Chateau Giscours 2014 
92-93 Pts, James Suckling 

12x75cl – £310 EP

‘Time to fall back in love with this great Margaux property.’ – Neal Martin

Chateau Giscours is one of the best priced gems among the Grand Cru wines of Bordeaux. Giscours is classified as a Third Growth, along with Chateau Palmer, D’Issan and Kirwan. The Estate’s global cachet is soaring, following its incredible 2015 vintage. In fact, Giscours has experienced superb qualitative improvements in recent years, yet since 2014, their star has begun an exciting ascendancy, resulting in Neal Martin stating it is ‘Time to fall back in love with this great Margaux property.’ The 2014 has been awarded 95 points from the Wine Enthusiast, 92-93 from James Suckling and 89-91 from Neal Martin. That puts it on par with the 2009 which trades at £495 per case of 12. The 2014 is offered today for £310 per case of 12 bottles, an incredible £26 per bottle, for a Grand Cru of this distinction, that is an utterly superb price and a large discount to equivalent scoring vintages.

The rise in Giscours’ excellence should come as no surprise. One of the key features of this Estate is the three magnificent gravel hilltops, deposited by the Garonne at the beginning the Quaternary. The property consists of 90 hectares of vines, spread out over several plots. Of the Grand Vin, Chateau Giscours there is annual production of 25,000 cases. Since the 2015 release there has been a material price change in recent vintages, running from 2015 to 2005, rising on average 12%. Of these vintages, the 2014 is the most undervalued by quality and will be re-tasted this coming spring by Neal Martin. The 2014 has already risen 13% and with the immanent re-score, we can expect further price pressure.

2015 96-97 94-96£390
2014 92-93 89-91£310
2013 90-91 n/a£280
2012 92 90£310
2011 92 88£320
2010 95 91£460
2009 95 94£500
2008 n/a 90£370
2007 91 86£290
2006 n/a 88£330
2005 95 91£370


Giscours is known for displaying violets and rose on the nose, combined with cedar and graphite. The palate is silky, nuanced and supple, with dark berry flavours, tobacco, liquorice and pepper. The 2014 is a superb representation of the Estate’s potential, which Galloni describes as ‘A bold, powerful wine, the 2014 Giscours hits the palate with exotic spices, herbs, tobacco, smoke and game.’ The weak pound continues to inflate wine prices and there will be very little stock at current prices in the market come spring next year, once the wine is re-scored. It will pay to stock up now, after all, with all taxes paid, this superb wine will cost you £33.50 per bottle, a price quality ratio that is very hard to beat.

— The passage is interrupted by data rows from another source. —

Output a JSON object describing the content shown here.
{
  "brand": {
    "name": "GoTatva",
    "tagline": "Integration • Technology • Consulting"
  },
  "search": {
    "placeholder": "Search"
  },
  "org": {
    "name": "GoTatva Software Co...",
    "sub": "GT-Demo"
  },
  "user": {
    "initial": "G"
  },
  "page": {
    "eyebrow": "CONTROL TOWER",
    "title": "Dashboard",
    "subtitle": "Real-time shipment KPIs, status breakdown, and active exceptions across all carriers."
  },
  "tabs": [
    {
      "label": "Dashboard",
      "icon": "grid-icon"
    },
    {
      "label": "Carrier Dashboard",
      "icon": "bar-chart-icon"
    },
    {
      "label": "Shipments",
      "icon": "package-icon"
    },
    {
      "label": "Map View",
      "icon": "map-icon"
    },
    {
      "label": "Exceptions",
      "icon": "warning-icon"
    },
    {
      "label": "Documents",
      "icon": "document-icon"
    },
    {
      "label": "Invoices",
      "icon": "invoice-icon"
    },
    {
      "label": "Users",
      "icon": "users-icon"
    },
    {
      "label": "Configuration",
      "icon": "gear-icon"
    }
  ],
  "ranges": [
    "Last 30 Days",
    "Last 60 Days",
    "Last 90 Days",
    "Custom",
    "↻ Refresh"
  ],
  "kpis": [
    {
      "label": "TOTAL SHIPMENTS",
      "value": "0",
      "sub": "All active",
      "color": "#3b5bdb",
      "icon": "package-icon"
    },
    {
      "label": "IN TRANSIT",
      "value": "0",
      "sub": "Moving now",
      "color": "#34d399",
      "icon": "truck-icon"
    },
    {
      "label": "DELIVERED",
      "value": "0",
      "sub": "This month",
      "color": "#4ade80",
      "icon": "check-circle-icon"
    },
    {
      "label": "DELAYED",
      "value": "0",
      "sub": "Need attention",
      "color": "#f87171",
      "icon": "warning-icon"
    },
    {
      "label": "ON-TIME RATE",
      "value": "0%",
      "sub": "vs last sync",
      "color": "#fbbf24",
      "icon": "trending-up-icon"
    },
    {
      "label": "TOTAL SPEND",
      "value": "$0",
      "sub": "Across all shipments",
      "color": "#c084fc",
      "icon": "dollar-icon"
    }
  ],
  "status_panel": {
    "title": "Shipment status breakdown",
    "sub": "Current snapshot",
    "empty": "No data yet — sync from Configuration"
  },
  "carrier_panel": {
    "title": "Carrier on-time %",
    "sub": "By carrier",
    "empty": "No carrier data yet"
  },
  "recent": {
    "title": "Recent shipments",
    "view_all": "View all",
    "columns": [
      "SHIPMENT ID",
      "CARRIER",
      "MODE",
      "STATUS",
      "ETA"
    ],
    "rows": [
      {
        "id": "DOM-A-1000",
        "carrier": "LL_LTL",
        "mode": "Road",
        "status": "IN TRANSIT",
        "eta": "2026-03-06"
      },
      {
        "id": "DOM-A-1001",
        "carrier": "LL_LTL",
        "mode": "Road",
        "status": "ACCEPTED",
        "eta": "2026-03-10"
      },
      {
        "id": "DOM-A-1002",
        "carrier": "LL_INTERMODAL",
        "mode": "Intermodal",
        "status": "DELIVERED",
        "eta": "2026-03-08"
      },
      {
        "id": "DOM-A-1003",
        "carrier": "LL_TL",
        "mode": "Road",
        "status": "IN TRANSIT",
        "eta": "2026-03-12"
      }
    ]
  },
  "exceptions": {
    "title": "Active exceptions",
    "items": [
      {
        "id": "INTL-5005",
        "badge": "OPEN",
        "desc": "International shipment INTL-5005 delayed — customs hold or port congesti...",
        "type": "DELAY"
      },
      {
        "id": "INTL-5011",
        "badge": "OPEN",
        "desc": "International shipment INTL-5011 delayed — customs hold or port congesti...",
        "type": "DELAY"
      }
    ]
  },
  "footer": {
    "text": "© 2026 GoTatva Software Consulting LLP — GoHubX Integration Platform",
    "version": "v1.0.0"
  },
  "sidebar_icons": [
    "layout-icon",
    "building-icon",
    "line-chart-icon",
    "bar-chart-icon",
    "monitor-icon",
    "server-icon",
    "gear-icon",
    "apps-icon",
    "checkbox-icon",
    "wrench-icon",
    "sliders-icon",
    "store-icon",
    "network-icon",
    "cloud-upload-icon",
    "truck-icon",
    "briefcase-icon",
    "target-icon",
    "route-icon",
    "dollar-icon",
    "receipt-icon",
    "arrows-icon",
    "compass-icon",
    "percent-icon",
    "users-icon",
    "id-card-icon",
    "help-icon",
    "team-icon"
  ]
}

History of the Estate
The history of Giscours can be traced back to the 14th century and represents a fascinating story. Records show that the first vines were planted in 1552 when the Estate was sold to Pierre de l’Horme, a wealthy Bordeaux draper, who bought a nobleman’s house called “Guyscoutz” and proceeded to turn it into a vast Estate. Following this, there were several owners of the Estate but it wasn’t until the beginning of the 19th Century, when the property was purchased by the Pescatore family, that Giscour’s great era of winemaking truly began. In 1845, the Pescatore family hired Pierre Skawinski to manage their Estate. Skawinski proved to be one of the great agriculturalists of the Médoc and was hugely influential in making Giscours one of the most reputable Third Growths in Bordeaux. Today, the Estate is owned by Dutch businessman Eric Albada Jelgersma, who continues to produce world class wines.

92-93 Points, James Suckling 
Very pretty cabernet sauvignon character. Full body, fine tannins and a bright finish. Ultra-fine tannins. Tight and caressing. Refined. This is a little more cabernet in the blend that gives detail and direction.

89-91 Points, Neal Martin
The Château Giscours 2014 is a blend of 70% Cabernet Sauvignon, 10% Petit Verdot and 20% Merlot picked between 22 September until 16 October. Alexandre Van Beek told me that the Merlot didn’t really contribute to the blend. The nose is reticent at first with scents of black fruits, a touch of graphite and a subtle marine influence, detailed though not intense. The palate is medium-bodied with supple tannin on the entry, the acidity pointed and noticeable from start to finish. There is plenty of freshness here (acidity 3.4 pH) very linear with fine tension, probably an earlier drinking Giscours since there is not the weight of the fantail of flavours on the finish. It just needs more horsepower.

To buy this wine please click here or telephone +44 (0)203 195 8055. Offer subject to availability. The wines are available in spring 2017.